In the acknowledgements, she says that the picture on the front of the book is of her grandfather, who had fought in the trenches on the German side in WWI. His sons served on the American side in WWII. The book is fiction, except for a few things which include her grandmother’s short stint as a human table in a vaudeville act.
I don’t even know what to say at this point. I am overwhelmed with so many feelings. I am numbed by this book, at least in the short term---right now. This is one of those few books that I will never forget. The way it was written was splendid. The end fell on me like an anvil. The story was so well woven together. Erdrich has always been an author that I have liked and enjoyed (except for Shadow Tag), but this is one of her best---at least that I have read so far. I will not stop at this one.
I love that this book is just a story of ordinary people. No one did incredible things. No one became incredibly wealthy. There were no heroes. Just life.
3 replies, 1746 views
Response to Curmudgeoness (Original post)
Fri Mar 23, 2012, 08:46 AM
Little Star (14,406 posts)
2. Knock me over with a feather...
Mazarine Shimek and Delphine Watzka are actually sisters.
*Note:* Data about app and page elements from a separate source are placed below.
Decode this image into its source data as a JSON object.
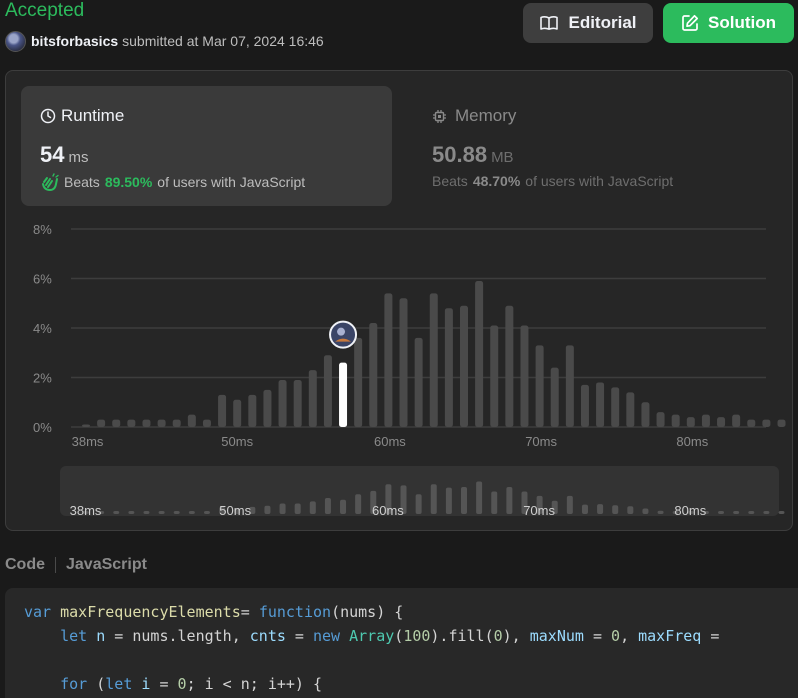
{
  "status": "Accepted",
  "submission": {
    "username": "bitsforbasics",
    "submitted_text": "submitted at Mar 07, 2024 16:46"
  },
  "buttons": {
    "editorial": "Editorial",
    "solution": "Solution"
  },
  "runtime": {
    "title": "Runtime",
    "value": "54",
    "unit": "ms",
    "beats_label": "Beats",
    "beats_pct": "89.50%",
    "beats_suffix": "of users with JavaScript"
  },
  "memory": {
    "title": "Memory",
    "value": "50.88",
    "unit": "MB",
    "beats_label": "Beats",
    "beats_pct": "48.70%",
    "beats_suffix": "of users with JavaScript"
  },
  "colors": {
    "accent_green": "#2cbb5d",
    "bar": "#4a4a4a",
    "highlight_bar": "#ffffff",
    "background": "#1a1a1a"
  },
  "chart_data": {
    "type": "bar",
    "x": [
      37,
      38,
      39,
      40,
      41,
      42,
      43,
      44,
      45,
      46,
      47,
      48,
      49,
      50,
      51,
      52,
      53,
      54,
      55,
      56,
      57,
      58,
      59,
      60,
      61,
      62,
      63,
      64,
      65,
      66,
      67,
      68,
      69,
      70,
      71,
      72,
      73,
      74,
      75,
      76,
      77,
      78,
      79,
      80,
      81,
      82,
      83,
      84,
      85
    ],
    "values": [
      0.1,
      0.3,
      0.3,
      0.3,
      0.3,
      0.3,
      0.3,
      0.5,
      0.3,
      1.3,
      1.1,
      1.3,
      1.5,
      1.9,
      1.9,
      2.3,
      2.9,
      2.6,
      3.6,
      4.2,
      5.4,
      5.2,
      3.6,
      5.4,
      4.8,
      4.9,
      5.9,
      4.1,
      4.9,
      4.1,
      3.3,
      2.4,
      3.3,
      1.7,
      1.8,
      1.6,
      1.4,
      1.0,
      0.6,
      0.5,
      0.4,
      0.5,
      0.4,
      0.5,
      0.3,
      0.3,
      0.3,
      0.3,
      0.3
    ],
    "highlight_x": 54,
    "highlight_value": 2.3,
    "xlabel": "",
    "ylabel": "",
    "xticks": [
      "38ms",
      "50ms",
      "60ms",
      "70ms",
      "80ms"
    ],
    "xtick_values": [
      37.1,
      47,
      57.1,
      67.1,
      77.1
    ],
    "yticks": [
      "0%",
      "2%",
      "4%",
      "6%",
      "8%"
    ],
    "ylim": [
      0,
      8
    ],
    "grid": true
  },
  "code": {
    "label": "Code",
    "language": "JavaScript",
    "lines": [
      [
        [
          "kw",
          "var "
        ],
        [
          "fn",
          "maxFrequencyElements"
        ],
        [
          "",
          "= "
        ],
        [
          "kw",
          "function"
        ],
        [
          "",
          "(nums) {"
        ]
      ],
      [
        [
          "",
          "    "
        ],
        [
          "kw",
          "let "
        ],
        [
          "vr",
          "n"
        ],
        [
          "",
          " = nums.length, "
        ],
        [
          "vr",
          "cnts"
        ],
        [
          "",
          " = "
        ],
        [
          "kw",
          "new "
        ],
        [
          "cl",
          "Array"
        ],
        [
          "",
          "("
        ],
        [
          "nm",
          "100"
        ],
        [
          "",
          ").fill("
        ],
        [
          "nm",
          "0"
        ],
        [
          "",
          "), "
        ],
        [
          "vr",
          "maxNum"
        ],
        [
          "",
          " = "
        ],
        [
          "nm",
          "0"
        ],
        [
          "",
          ", "
        ],
        [
          "vr",
          "maxFreq"
        ],
        [
          "",
          " ="
        ]
      ],
      [
        [
          "",
          ""
        ]
      ],
      [
        [
          "",
          "    "
        ],
        [
          "kw",
          "for "
        ],
        [
          "",
          "("
        ],
        [
          "kw",
          "let "
        ],
        [
          "vr",
          "i"
        ],
        [
          "",
          " = "
        ],
        [
          "nm",
          "0"
        ],
        [
          "",
          "; i < n; i++) {"
        ]
      ]
    ]
  }
}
That Step-and-a-Half was quite the woman! And it also gives us insight to who Roy Watzka was in his heart. Step-and-a-Half is Minnie, wow.
Everyone is getting older or dying. Life goes on.
Good book Curmudgeoness! Thanks again for taking the time and effort to share. Good job and I had a great time!
Response to Little Star (Reply #2)
Fri Mar 23, 2012, 12:15 PM
Curmudgeoness (15,184 posts)
3. I enjoyed this too, however,
don't look for a repeat any time soon. This was work. I would have liked to have shared my feelings and opinions with others who were also reading the book, but it didn't work out that way---which is fine.
I am glad that "Minnie" was never known and that no one will ever know the truth, which was just too nasty to tolerate if it was known.
I am now moving on---started a book in the The Cat Who...series. I need something light and silly right now. The Master Butchers was awesome, but I feel drained.
I am glad that you enjoyed this, and thanks for sticking with me. You will enjoy this book so much more when you get around to really reading it.